═══ Input data

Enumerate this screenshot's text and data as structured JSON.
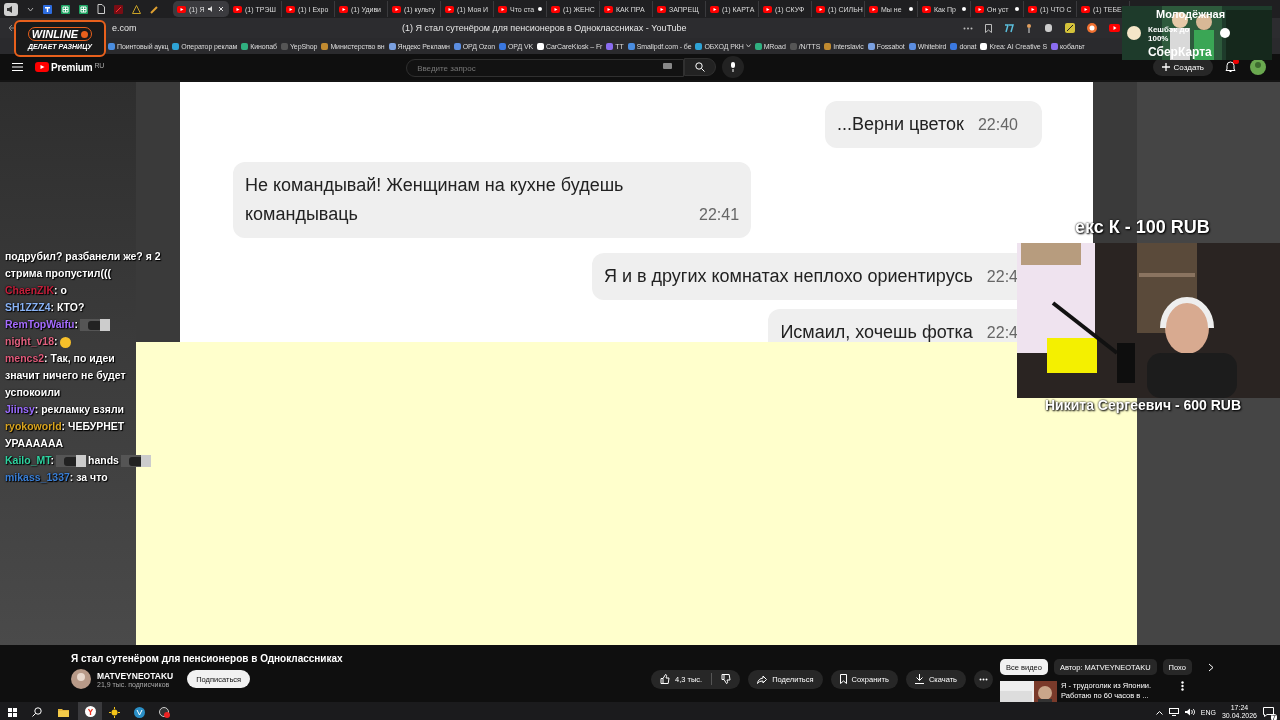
{
  "browser": {
    "tabs": [
      {
        "title": "(1) Я",
        "selected": true,
        "unread": false
      },
      {
        "title": "(1) ТРЭШ",
        "selected": false,
        "unread": false
      },
      {
        "title": "(1) I Expo",
        "selected": false,
        "unread": false
      },
      {
        "title": "(1) Удиви",
        "selected": false,
        "unread": false
      },
      {
        "title": "(1) культу",
        "selected": false,
        "unread": false
      },
      {
        "title": "(1) Моя И",
        "selected": false,
        "unread": false
      },
      {
        "title": "Что ста",
        "selected": false,
        "unread": true
      },
      {
        "title": "(1) ЖЕНС",
        "selected": false,
        "unread": false
      },
      {
        "title": "КАК ПРА",
        "selected": false,
        "unread": false
      },
      {
        "title": "ЗАПРЕЩ",
        "selected": false,
        "unread": false
      },
      {
        "title": "(1) КАРТА",
        "selected": false,
        "unread": false
      },
      {
        "title": "(1) СКУФ",
        "selected": false,
        "unread": false
      },
      {
        "title": "(1) СИЛЬН",
        "selected": false,
        "unread": false
      },
      {
        "title": "Мы не",
        "selected": false,
        "unread": true
      },
      {
        "title": "Как Пр",
        "selected": false,
        "unread": true
      },
      {
        "title": "Он уст",
        "selected": false,
        "unread": true
      },
      {
        "title": "(1) ЧТО С",
        "selected": false,
        "unread": false
      },
      {
        "title": "(1) ТЕБЕ",
        "selected": false,
        "unread": false
      }
    ],
    "address": {
      "url": "e.com",
      "page_title": "(1) Я стал сутенёром для пенсионеров в Одноклассниках - YouTube"
    },
    "bookmarks": [
      {
        "label": "Поинтовый аукц",
        "kind": "link"
      },
      {
        "label": "Оператор реклам",
        "kind": "link"
      },
      {
        "label": "Кинопаб",
        "kind": "link"
      },
      {
        "label": "YepShop",
        "kind": "link"
      },
      {
        "label": "Министерство вн",
        "kind": "link"
      },
      {
        "label": "Яндекс Рекламн",
        "kind": "link"
      },
      {
        "label": "ОРД Ozon",
        "kind": "link"
      },
      {
        "label": "ОРД VK",
        "kind": "link"
      },
      {
        "label": "CarCareKiosk – Fr",
        "kind": "link"
      },
      {
        "label": "TT",
        "kind": "link"
      },
      {
        "label": "Smallpdf.com - бе",
        "kind": "link"
      },
      {
        "label": "ОБХОД РКН",
        "kind": "folder"
      },
      {
        "label": "MRoad",
        "kind": "link"
      },
      {
        "label": "/N/TTS",
        "kind": "link"
      },
      {
        "label": "Interslavic",
        "kind": "link"
      },
      {
        "label": "Fossabot",
        "kind": "link"
      },
      {
        "label": "Whitebird",
        "kind": "link"
      },
      {
        "label": "donat",
        "kind": "link"
      },
      {
        "label": "Krea: AI Creative S",
        "kind": "link"
      },
      {
        "label": "кобальт",
        "kind": "link"
      }
    ]
  },
  "youtube_header": {
    "logo": "Premium",
    "region": "RU",
    "search_placeholder": "Введите запрос",
    "create": "Создать",
    "has_notifications": true
  },
  "chat_screenshot": {
    "messages": [
      {
        "kind": "outgoing",
        "text": "...Верни цветок",
        "time": "22:40"
      },
      {
        "kind": "incoming",
        "text": "Не командывай! Женщинам на кухне будешь командываць",
        "time": "22:41"
      },
      {
        "kind": "outgoing",
        "text": "Я и в других комнатах неплохо ориентирусь",
        "time": "22:4"
      },
      {
        "kind": "outgoing",
        "text": "Исмаил, хочешь фотка",
        "time": "22:4"
      }
    ]
  },
  "stream_chat": [
    {
      "parts": [
        {
          "kind": "text",
          "text": "подрубил? разбанели же? я 2"
        },
        {
          "kind": "break"
        },
        {
          "kind": "text",
          "text": "стрима пропустил((("
        }
      ]
    },
    {
      "user": "ChaenZIK",
      "color": "#c41e3a",
      "parts": [
        {
          "kind": "text",
          "text": ": о"
        }
      ]
    },
    {
      "user": "SH1ZZZ4",
      "color": "#8ab4f8",
      "parts": [
        {
          "kind": "text",
          "text": ": КТО?"
        }
      ]
    },
    {
      "user": "RemTopWaifu",
      "color": "#a56cff",
      "parts": [
        {
          "kind": "text",
          "text": ":"
        },
        {
          "kind": "emote"
        }
      ]
    },
    {
      "user": "night_v18",
      "color": "#e0607e",
      "parts": [
        {
          "kind": "text",
          "text": ":"
        },
        {
          "kind": "emoji"
        }
      ]
    },
    {
      "user": "mencs2",
      "color": "#e05a7a",
      "parts": [
        {
          "kind": "text",
          "text": ": Так, по идеи"
        },
        {
          "kind": "break"
        },
        {
          "kind": "text",
          "text": "значит ничего не будет"
        },
        {
          "kind": "break"
        },
        {
          "kind": "text",
          "text": "успокоили"
        }
      ]
    },
    {
      "user": "Jiinsy",
      "color": "#9b6cff",
      "parts": [
        {
          "kind": "text",
          "text": ": рекламку взяли"
        }
      ]
    },
    {
      "user": "ryokoworld",
      "color": "#d9a520",
      "parts": [
        {
          "kind": "text",
          "text": ": ЧЕБУРНЕТ"
        },
        {
          "kind": "break"
        },
        {
          "kind": "text",
          "text": "УРАААААА"
        }
      ]
    },
    {
      "user": "Kailo_MT",
      "color": "#2fd3a0",
      "parts": [
        {
          "kind": "text",
          "text": ":"
        },
        {
          "kind": "emote"
        },
        {
          "kind": "text",
          "text": "hands"
        },
        {
          "kind": "emote"
        }
      ]
    },
    {
      "user": "mikass_1337",
      "color": "#3a7fd6",
      "parts": [
        {
          "kind": "text",
          "text": ": за что"
        }
      ]
    }
  ],
  "overlays": {
    "sponsor": {
      "brand": "WINLINE",
      "slogan": "ДЕЛАЕТ РАЗНИЦУ"
    },
    "ad": {
      "headline": "Молодёжная",
      "offer": "Кешбэк до 100%",
      "product": "СберКарта"
    },
    "donations": [
      "екс К - 100 RUB",
      "Никита Сергеевич - 600 RUB"
    ]
  },
  "video": {
    "title": "Я стал сутенёром для пенсионеров в Одноклассниках",
    "channel": "MATVEYNEOTAKU",
    "subscribers": "21,9 тыс. подписчиков",
    "subscribe": "Подписаться",
    "likes": "4,3 тыс.",
    "actions": [
      {
        "kind": "share",
        "label": "Поделиться"
      },
      {
        "kind": "save",
        "label": "Сохранить"
      },
      {
        "kind": "download",
        "label": "Скачать"
      }
    ]
  },
  "recommendations": {
    "chips": [
      {
        "label": "Все видео",
        "selected": true
      },
      {
        "label": "Автор: MATVEYNEOTAKU",
        "selected": false
      },
      {
        "label": "Похо",
        "selected": false
      }
    ],
    "items": [
      {
        "title": "Я - трудоголик из Японии. Работаю по 60 часов в ..."
      }
    ]
  },
  "taskbar": {
    "language": "ENG",
    "time": "17:24",
    "date": "30.04.2026",
    "notifications": "7"
  }
}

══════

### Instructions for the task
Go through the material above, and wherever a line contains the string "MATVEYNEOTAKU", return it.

### Answer for the task
    "channel": "MATVEYNEOTAKU",
        "label": "Автор: MATVEYNEOTAKU",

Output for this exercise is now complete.